EXTRACTED INFORMATION:

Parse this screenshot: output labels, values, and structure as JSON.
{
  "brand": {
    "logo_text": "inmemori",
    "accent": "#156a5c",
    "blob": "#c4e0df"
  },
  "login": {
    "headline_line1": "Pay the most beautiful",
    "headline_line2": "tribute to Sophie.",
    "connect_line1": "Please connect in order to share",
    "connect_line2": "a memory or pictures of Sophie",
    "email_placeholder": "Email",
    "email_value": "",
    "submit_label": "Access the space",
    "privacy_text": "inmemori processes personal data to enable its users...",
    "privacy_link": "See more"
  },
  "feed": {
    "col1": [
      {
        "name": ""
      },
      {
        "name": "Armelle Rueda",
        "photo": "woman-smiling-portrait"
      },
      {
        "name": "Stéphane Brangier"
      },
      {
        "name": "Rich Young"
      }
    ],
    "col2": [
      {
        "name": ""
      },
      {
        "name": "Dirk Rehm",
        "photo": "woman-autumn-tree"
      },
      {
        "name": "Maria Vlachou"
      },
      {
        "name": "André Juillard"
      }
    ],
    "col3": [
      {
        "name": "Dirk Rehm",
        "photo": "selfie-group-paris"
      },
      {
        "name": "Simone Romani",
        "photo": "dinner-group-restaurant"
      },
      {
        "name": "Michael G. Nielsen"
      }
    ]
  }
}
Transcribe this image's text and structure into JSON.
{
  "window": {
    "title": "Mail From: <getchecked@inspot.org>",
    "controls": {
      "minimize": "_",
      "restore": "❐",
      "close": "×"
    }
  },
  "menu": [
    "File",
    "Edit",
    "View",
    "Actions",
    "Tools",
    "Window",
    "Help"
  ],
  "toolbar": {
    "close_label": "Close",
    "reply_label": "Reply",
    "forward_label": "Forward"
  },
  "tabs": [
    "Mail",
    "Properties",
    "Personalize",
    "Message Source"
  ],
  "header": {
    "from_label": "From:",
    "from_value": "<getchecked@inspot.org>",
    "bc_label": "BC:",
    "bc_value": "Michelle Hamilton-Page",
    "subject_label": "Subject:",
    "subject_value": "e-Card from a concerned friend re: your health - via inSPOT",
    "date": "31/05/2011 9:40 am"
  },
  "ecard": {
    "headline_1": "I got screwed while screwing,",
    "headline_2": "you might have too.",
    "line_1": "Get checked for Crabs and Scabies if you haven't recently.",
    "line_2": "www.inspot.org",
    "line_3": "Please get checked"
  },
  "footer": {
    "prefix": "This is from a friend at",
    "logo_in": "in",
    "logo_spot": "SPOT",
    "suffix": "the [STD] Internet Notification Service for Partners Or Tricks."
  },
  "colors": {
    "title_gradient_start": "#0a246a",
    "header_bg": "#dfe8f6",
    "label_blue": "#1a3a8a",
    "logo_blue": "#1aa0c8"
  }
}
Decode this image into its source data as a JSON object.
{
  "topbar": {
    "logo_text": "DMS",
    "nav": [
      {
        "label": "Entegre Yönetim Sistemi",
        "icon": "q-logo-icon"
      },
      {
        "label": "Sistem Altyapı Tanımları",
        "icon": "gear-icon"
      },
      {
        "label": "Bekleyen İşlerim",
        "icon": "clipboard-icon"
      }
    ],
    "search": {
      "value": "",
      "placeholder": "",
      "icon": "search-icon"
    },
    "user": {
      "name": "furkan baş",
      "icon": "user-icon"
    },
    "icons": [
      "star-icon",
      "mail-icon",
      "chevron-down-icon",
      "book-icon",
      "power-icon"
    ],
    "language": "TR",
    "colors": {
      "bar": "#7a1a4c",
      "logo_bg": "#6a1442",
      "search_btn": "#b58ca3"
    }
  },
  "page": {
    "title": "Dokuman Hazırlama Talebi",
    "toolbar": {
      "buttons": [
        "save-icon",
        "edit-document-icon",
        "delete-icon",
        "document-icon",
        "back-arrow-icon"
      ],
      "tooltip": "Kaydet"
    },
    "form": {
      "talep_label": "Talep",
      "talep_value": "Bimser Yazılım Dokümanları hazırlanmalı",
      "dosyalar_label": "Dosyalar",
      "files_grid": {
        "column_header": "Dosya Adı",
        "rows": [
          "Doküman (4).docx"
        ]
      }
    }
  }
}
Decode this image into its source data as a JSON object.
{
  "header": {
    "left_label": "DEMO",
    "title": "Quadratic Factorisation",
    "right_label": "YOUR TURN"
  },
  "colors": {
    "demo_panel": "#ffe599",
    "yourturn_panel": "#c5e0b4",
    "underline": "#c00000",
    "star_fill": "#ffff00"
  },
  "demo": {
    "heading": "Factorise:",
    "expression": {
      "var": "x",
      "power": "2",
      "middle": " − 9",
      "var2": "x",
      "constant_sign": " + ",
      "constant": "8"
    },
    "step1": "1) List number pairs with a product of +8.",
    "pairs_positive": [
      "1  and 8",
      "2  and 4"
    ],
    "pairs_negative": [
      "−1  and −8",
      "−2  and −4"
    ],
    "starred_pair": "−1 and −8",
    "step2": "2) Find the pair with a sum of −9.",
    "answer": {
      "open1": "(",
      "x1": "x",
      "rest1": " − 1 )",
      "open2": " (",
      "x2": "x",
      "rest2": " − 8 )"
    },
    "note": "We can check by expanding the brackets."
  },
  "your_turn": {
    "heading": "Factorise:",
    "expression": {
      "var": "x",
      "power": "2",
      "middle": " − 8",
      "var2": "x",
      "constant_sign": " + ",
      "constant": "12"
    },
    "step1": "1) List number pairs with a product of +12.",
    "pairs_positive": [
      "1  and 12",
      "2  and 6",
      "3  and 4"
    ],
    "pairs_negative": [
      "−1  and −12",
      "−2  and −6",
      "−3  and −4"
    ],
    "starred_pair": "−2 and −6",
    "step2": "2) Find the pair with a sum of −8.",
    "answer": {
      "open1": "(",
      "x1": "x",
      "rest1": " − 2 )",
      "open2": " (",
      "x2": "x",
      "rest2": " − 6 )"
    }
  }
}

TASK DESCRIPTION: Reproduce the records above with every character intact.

EXERCISE ANSWER:
Parse this screenshot: output labels, values, and structure as JSON.
{
  "brand": {
    "logo_text": "inmemori",
    "accent": "#156a5c",
    "blob": "#c4e0df"
  },
  "login": {
    "headline_line1": "Pay the most beautiful",
    "headline_line2": "tribute to Sophie.",
    "connect_line1": "Please connect in order to share",
    "connect_line2": "a memory or pictures of Sophie",
    "email_placeholder": "Email",
    "email_value": "",
    "submit_label": "Access the space",
    "privacy_text": "inmemori processes personal data to enable its users...",
    "privacy_link": "See more"
  },
  "feed": {
    "col1": [
      {
        "name": ""
      },
      {
        "name": "Armelle Rueda",
        "photo": "woman-smiling-portrait"
      },
      {
        "name": "Stéphane Brangier"
      },
      {
        "name": "Rich Young"
      }
    ],
    "col2": [
      {
        "name": ""
      },
      {
        "name": "Dirk Rehm",
        "photo": "woman-autumn-tree"
      },
      {
        "name": "Maria Vlachou"
      },
      {
        "name": "André Juillard"
      }
    ],
    "col3": [
      {
        "name": "Dirk Rehm",
        "photo": "selfie-group-paris"
      },
      {
        "name": "Simone Romani",
        "photo": "dinner-group-restaurant"
      },
      {
        "name": "Michael G. Nielsen"
      }
    ]
  }
}
Transcribe this image's text and structure into JSON.
{
  "window": {
    "title": "Mail From: <getchecked@inspot.org>",
    "controls": {
      "minimize": "_",
      "restore": "❐",
      "close": "×"
    }
  },
  "menu": [
    "File",
    "Edit",
    "View",
    "Actions",
    "Tools",
    "Window",
    "Help"
  ],
  "toolbar": {
    "close_label": "Close",
    "reply_label": "Reply",
    "forward_label": "Forward"
  },
  "tabs": [
    "Mail",
    "Properties",
    "Personalize",
    "Message Source"
  ],
  "header": {
    "from_label": "From:",
    "from_value": "<getchecked@inspot.org>",
    "bc_label": "BC:",
    "bc_value": "Michelle Hamilton-Page",
    "subject_label": "Subject:",
    "subject_value": "e-Card from a concerned friend re: your health - via inSPOT",
    "date": "31/05/2011 9:40 am"
  },
  "ecard": {
    "headline_1": "I got screwed while screwing,",
    "headline_2": "you might have too.",
    "line_1": "Get checked for Crabs and Scabies if you haven't recently.",
    "line_2": "www.inspot.org",
    "line_3": "Please get checked"
  },
  "footer": {
    "prefix": "This is from a friend at",
    "logo_in": "in",
    "logo_spot": "SPOT",
    "suffix": "the [STD] Internet Notification Service for Partners Or Tricks."
  },
  "colors": {
    "title_gradient_start": "#0a246a",
    "header_bg": "#dfe8f6",
    "label_blue": "#1a3a8a",
    "logo_blue": "#1aa0c8"
  }
}
Decode this image into its source data as a JSON object.
{
  "topbar": {
    "logo_text": "DMS",
    "nav": [
      {
        "label": "Entegre Yönetim Sistemi",
        "icon": "q-logo-icon"
      },
      {
        "label": "Sistem Altyapı Tanımları",
        "icon": "gear-icon"
      },
      {
        "label": "Bekleyen İşlerim",
        "icon": "clipboard-icon"
      }
    ],
    "search": {
      "value": "",
      "placeholder": "",
      "icon": "search-icon"
    },
    "user": {
      "name": "furkan baş",
      "icon": "user-icon"
    },
    "icons": [
      "star-icon",
      "mail-icon",
      "chevron-down-icon",
      "book-icon",
      "power-icon"
    ],
    "language": "TR",
    "colors": {
      "bar": "#7a1a4c",
      "logo_bg": "#6a1442",
      "search_btn": "#b58ca3"
    }
  },
  "page": {
    "title": "Dokuman Hazırlama Talebi",
    "toolbar": {
      "buttons": [
        "save-icon",
        "edit-document-icon",
        "delete-icon",
        "document-icon",
        "back-arrow-icon"
      ],
      "tooltip": "Kaydet"
    },
    "form": {
      "talep_label": "Talep",
      "talep_value": "Bimser Yazılım Dokümanları hazırlanmalı",
      "dosyalar_label": "Dosyalar",
      "files_grid": {
        "column_header": "Dosya Adı",
        "rows": [
          "Doküman (4).docx"
        ]
      }
    }
  }
}
Decode this image into its source data as a JSON object.
{
  "header": {
    "left_label": "DEMO",
    "title": "Quadratic Factorisation",
    "right_label": "YOUR TURN"
  },
  "colors": {
    "demo_panel": "#ffe599",
    "yourturn_panel": "#c5e0b4",
    "underline": "#c00000",
    "star_fill": "#ffff00"
  },
  "demo": {
    "heading": "Factorise:",
    "expression": {
      "var": "x",
      "power": "2",
      "middle": " − 9",
      "var2": "x",
      "constant_sign": " + ",
      "constant": "8"
    },
    "step1": "1) List number pairs with a product of +8.",
    "pairs_positive": [
      "1  and 8",
      "2  and 4"
    ],
    "pairs_negative": [
      "−1  and −8",
      "−2  and −4"
    ],
    "starred_pair": "−1 and −8",
    "step2": "2) Find the pair with a sum of −9.",
    "answer": {
      "open1": "(",
      "x1": "x",
      "rest1": " − 1 )",
      "open2": " (",
      "x2": "x",
      "rest2": " − 8 )"
    },
    "note": "We can check by expanding the brackets."
  },
  "your_turn": {
    "heading": "Factorise:",
    "expression": {
      "var": "x",
      "power": "2",
      "middle": " − 8",
      "var2": "x",
      "constant_sign": " + ",
      "constant": "12"
    },
    "step1": "1) List number pairs with a product of +12.",
    "pairs_positive": [
      "1  and 12",
      "2  and 6",
      "3  and 4"
    ],
    "pairs_negative": [
      "−1  and −12",
      "−2  and −6",
      "−3  and −4"
    ],
    "starred_pair": "−2 and −6",
    "step2": "2) Find the pair with a sum of −8.",
    "answer": {
      "open1": "(",
      "x1": "x",
      "rest1": " − 2 )",
      "open2": " (",
      "x2": "x",
      "rest2": " − 6 )"
    }
  }
}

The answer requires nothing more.